• Tempura: Deep-fried to perfection, tempura consists of seafood and vegetables coated in a light, crispy batter. Many restaurants in Tokyo are devoted to this art form, serving tempura with a side of dipping sauce and grated daikon radish.
• Sukiyaki: A comforting hot pot dish, sukiyaki is made with thinly sliced beef, vegetables, and tofu simmered in a sweet and savory broth. It’s a communal meal often enjoyed by family and friends.
• Monjayaki: A Tokyo specialty, Monjayaki is a savory pancake with a soft and gooey texture. It’s made with various ingredients like cabbage, meat, and seafood, cooked on a hot grill at your table.
Are credit cards widely accepted in Tokyo?
Credit cards are accepted in many places, but it’s a good idea to carry some cash as smaller establishments might not accept cards.
What’s the public transportation like in Tokyo?

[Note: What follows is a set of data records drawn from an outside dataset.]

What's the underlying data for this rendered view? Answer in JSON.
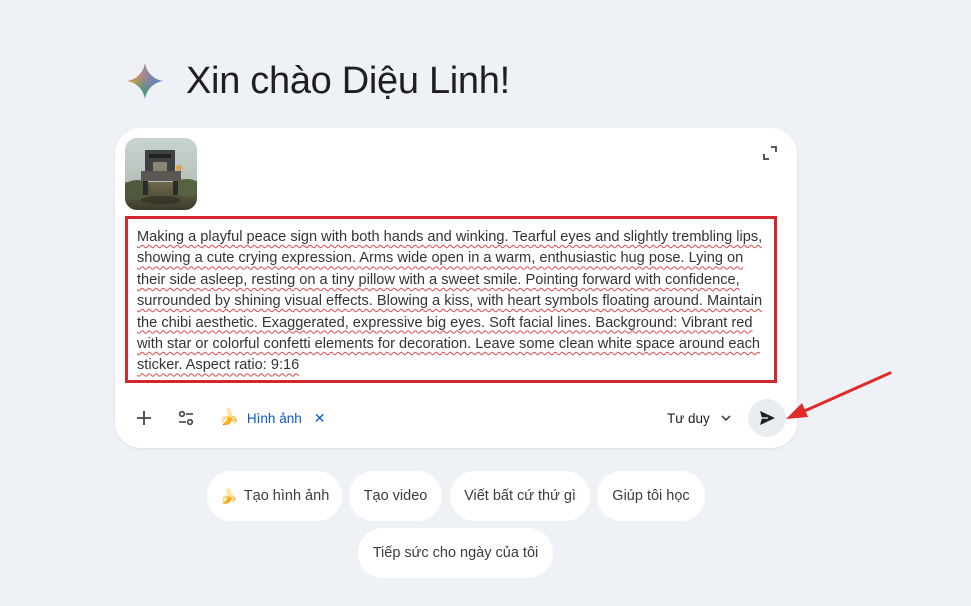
{
  "greeting": {
    "text": "Xin chào Diệu Linh!",
    "icon": "gemini-spark-icon"
  },
  "prompt": {
    "attachment_icon": "image-thumbnail",
    "text": "Making a playful peace sign with both hands and winking. Tearful eyes and slightly trembling lips, showing a cute crying expression. Arms wide open in a warm, enthusiastic hug pose. Lying on their side asleep, resting on a tiny pillow with a sweet smile. Pointing forward with confidence, surrounded by shining visual effects. Blowing a kiss, with heart symbols floating around. Maintain the chibi aesthetic. Exaggerated, expressive big eyes. Soft facial lines. Background: Vibrant red with star or colorful confetti elements for decoration. Leave some clean white space around each sticker. Aspect ratio: 9:16",
    "highlight_color": "#d3262d"
  },
  "toolbar": {
    "tool_chip": {
      "emoji": "🍌",
      "label": "Hình ảnh",
      "close": "✕"
    },
    "mode": "Tư duy",
    "send_icon": "send-icon"
  },
  "suggestions": [
    {
      "emoji": "🍌",
      "label": "Tạo hình ảnh"
    },
    {
      "emoji": "",
      "label": "Tạo video"
    },
    {
      "emoji": "",
      "label": "Viết bất cứ thứ gì"
    },
    {
      "emoji": "",
      "label": "Giúp tôi học"
    },
    {
      "emoji": "",
      "label": "Tiếp sức cho ngày của tôi"
    }
  ],
  "colors": {
    "background": "#eef1f6",
    "accent_blue": "#0b57d0",
    "annotation_red": "#e02a2a"
  }
}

Tokyo has an extensive and efficient public transportation system, including trains, subways, and buses. A prepaid Suica or Pasmo card can be a convenient option.
Is Tokyo friendly to vegetarians/vegans?
While traditional Japanese cuisine relies heavily on fish and seafood, there are vegetarian and vegan options available, especially in larger restaurants or specialty establishments.
What should I wear in Tokyo?
Dressing in Tokyo is generally conservative but fashionable. Seasonal appropriate clothing is advisable, and comfortable shoes are a must for walking.
Where can I shop in Tokyo?
From high-end shopping in Ginza to trendy street fashion in Harajuku and electronics in Akihabara, Tokyo offers diverse shopping experiences.
Is there free Wi-Fi in Tokyo?
Many hotels, cafes, and public spaces offer free Wi-Fi. Tourists can also rent pocket Wi-Fi devices.
How to Handle Medical Emergencies?
Medical facilities in Tokyo are top-notch. It’s good to have travel insurance and know the location of nearby medical facilities.
Can I drink tap water in Tokyo?
Yes, tap water in Tokyo is safe to drink.
Where can I experience traditional Japanese culture?
Traditional tea ceremonies, kabuki theater, sumo matches, and historical temples and shrines offer insights into Japanese culture.
What are Tokyo’s customs and etiquette?
Some important etiquettes include bowing as a greeting, not tipping, removing shoes when entering someone’s home, and following escalators and public transport rules.
Which languages are spoken in Tokyo?
Japanese is the official language. While English is not widely spoken, many signs are in English, and people in tourist areas may understand basic English.
Tokyo is undeniably one of the world’s most captivating cities, offering an extraordinary blend of traditional heritage and cutting-edge modernity. From its bustling urban centers and culinary delights to serene gardens, historic temples, and rich cultural experiences, Tokyo provides an unparalleled adventure for every type of traveler.
Tokyo’s reputation for safety, cleanliness, and efficiency only adds to the allure. Whether seeking the high-paced excitement of city life or the tranquil beauty of cherry blossoms in bloom, Tokyo’s diverse attractions make it a must-visit destination that continues to enchant and inspire. The city’s inherent ability to harmonize the past and the future ensures that Tokyo is not just a place to visit but an experience to savor.